NASA sees Tropical Storm Harvey moving back into the Gulf
On Monday, Aug. 28 at 7 a.m. CDT the National Hurricane Center said the center of Harvey is emerging into the Gulf of Mexico. A NASA animation of imagery from NOAA's GOES East satellite shows Harvey as it lingered over southeastern Texas over the weekend of Aug. 26 and 27 and moving back toward the Gulf of Mexico on Aug. 28.
The National Hurricane Center noted "life-threatening flooding continues over southeastern Texas." NHC stressed that people should never attempt to travel into flooded roadways.
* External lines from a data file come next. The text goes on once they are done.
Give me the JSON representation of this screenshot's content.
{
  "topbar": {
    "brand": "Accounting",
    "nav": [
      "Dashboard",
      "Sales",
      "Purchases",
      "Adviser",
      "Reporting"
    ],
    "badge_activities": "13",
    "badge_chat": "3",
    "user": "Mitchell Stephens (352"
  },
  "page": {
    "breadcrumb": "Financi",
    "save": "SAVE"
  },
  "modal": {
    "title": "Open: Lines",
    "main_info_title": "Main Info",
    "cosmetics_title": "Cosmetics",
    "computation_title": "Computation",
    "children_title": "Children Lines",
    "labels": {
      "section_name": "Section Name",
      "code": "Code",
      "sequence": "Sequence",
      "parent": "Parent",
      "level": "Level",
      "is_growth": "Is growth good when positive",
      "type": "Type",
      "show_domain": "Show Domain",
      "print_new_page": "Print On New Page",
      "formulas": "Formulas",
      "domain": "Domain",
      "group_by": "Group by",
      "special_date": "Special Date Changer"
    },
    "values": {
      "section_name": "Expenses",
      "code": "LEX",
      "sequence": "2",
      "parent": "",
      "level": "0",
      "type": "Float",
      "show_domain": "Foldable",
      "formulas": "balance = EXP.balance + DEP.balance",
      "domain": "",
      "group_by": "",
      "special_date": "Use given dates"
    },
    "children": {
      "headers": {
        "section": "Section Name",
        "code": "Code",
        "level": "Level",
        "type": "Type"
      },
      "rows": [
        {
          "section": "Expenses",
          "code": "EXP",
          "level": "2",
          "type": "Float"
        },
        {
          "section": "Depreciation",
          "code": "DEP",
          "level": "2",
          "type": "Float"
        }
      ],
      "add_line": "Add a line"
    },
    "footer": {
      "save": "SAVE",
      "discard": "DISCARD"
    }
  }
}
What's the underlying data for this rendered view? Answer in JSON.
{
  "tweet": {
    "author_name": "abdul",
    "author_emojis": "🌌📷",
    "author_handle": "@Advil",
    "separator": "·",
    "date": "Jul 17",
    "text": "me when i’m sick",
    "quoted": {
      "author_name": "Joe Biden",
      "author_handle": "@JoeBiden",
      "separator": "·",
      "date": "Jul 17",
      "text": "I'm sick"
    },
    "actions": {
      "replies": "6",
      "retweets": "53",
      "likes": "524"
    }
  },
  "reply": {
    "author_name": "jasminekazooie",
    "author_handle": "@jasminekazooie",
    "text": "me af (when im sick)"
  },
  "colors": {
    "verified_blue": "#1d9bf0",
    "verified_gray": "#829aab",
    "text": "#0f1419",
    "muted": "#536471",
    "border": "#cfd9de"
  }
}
Taking Harvey's Temperature
The Atmospheric Infrared or AIRS instrument aboard NASA's Aqua satellite captured infrared data on Harvey on Aug. 28 at 4:29 a.m. EDT (0829 UTC). Infrared data provides temperature information to scientists. The image showed that the coldest cloud tops and strongest storms stretched from southeastern Texas to Louisiana and into the Gulf of Mexico. Cloud top temperatures in those areas were colder than minus 63 degrees Fahrenheit (minus 53 degrees Celsius). NASA research has shown that storms with cloud tops that cold, reached high into the troposphere and had the ability to generate heavy rain.
Satellite Animation Shows Harvey's Movement
An animation of NOAA's GOES East satellite visible and infrared imagery from 9:15 a.m. CDT (1315 UTC), Aug. 26 to 9:30 a.m. CDT (1330 UTC), Aug. 28 was created at NASA's Goddard Space Flight Center in Greenbelt, Maryland. The animation showed Hurricane Harvey transitioning to a tropical storm at 1 p.m. CDT (1700 UTC) on Aug. 26 and slowly emerging in the Gulf of Mexico on Aug. 28.
NOAA manages the GOES series of satellites, and NASA uses the satellite data to create images and animations. The animation was created by the NASA/NOAA GOES Project at NASA's Goddard Space Flight Center in Greenbelt, Maryland.
Heavy Rainfall and Severe Flooding
NHC noted at 7 a.m. CDT on Monday, Aug. 28 "Harvey is expected to produce additional rainfall accumulations of 15 to 25 inches through Friday over the upper Texas coast and into southwestern Louisiana. Isolated storm totals may reach 50 inches over the upper Texas coast, including the Houston/Galveston metropolitan area. These rains are currently producing catastrophic and life-threatening flooding, and flash flood emergencies are in effect for portions of southeastern Texas.
Elsewhere, Harvey is expected to produce total rain accumulations of 5 to 15 inches farther south into the middle Texas coast, farther west toward the Texas Hill Country, and farther east across south-central Louisiana.
National Weather Service Links for Harvey flooding and rainfall information:
NWS Houston, NWS Lake Charles, NWS Corpus Christi, NWS Austin/San Antonio, Weather Prediction Center
Harvey's Location at 7 a.m. CDT on Aug. 28
NOAA's National Hurricane Center said at 7 a.m. CDT (8 a.m. EDT) (1200 UTC), the center of Tropical Storm Harvey was located near 28.6 degrees north latitude and 96.1 degrees west longitude. That's about 25 miles (40 km) northeast of Port O'Connor, Texas. Harvey was moving toward the southeast near 3 mph (6 kph) and a slow southeastward motion is expected today. A slow northeastward motion is expected to begin on Tuesday. The center of Harvey is emerging off of the middle Texas coast, and it is expected to remain just offshore through Tuesday.
Maximum sustained winds are near 40 mph (65 kph) with higher gusts. Slight re-strengthening is possible later today and Tuesday, Aug. 29. The minimum central pressure estimated from surface observations along the Texas coast is 997 millibars.
Tropical Storm Warnings and Flooding Continues
On Aug. 28, a Tropical Storm Warning was in effect for Mesquite Bay to High Island, Texas. The NHC said "catastrophic and life-threatening flooding continues in southeastern Texas, and flash flood emergencies are in effect for portions of this area."
Interests elsewhere along the upper Texas coast and in southwestern Louisiana should continue to monitor the progress of Harvey.
For updated forecasts, visit: http://www.nhc.noaa.gov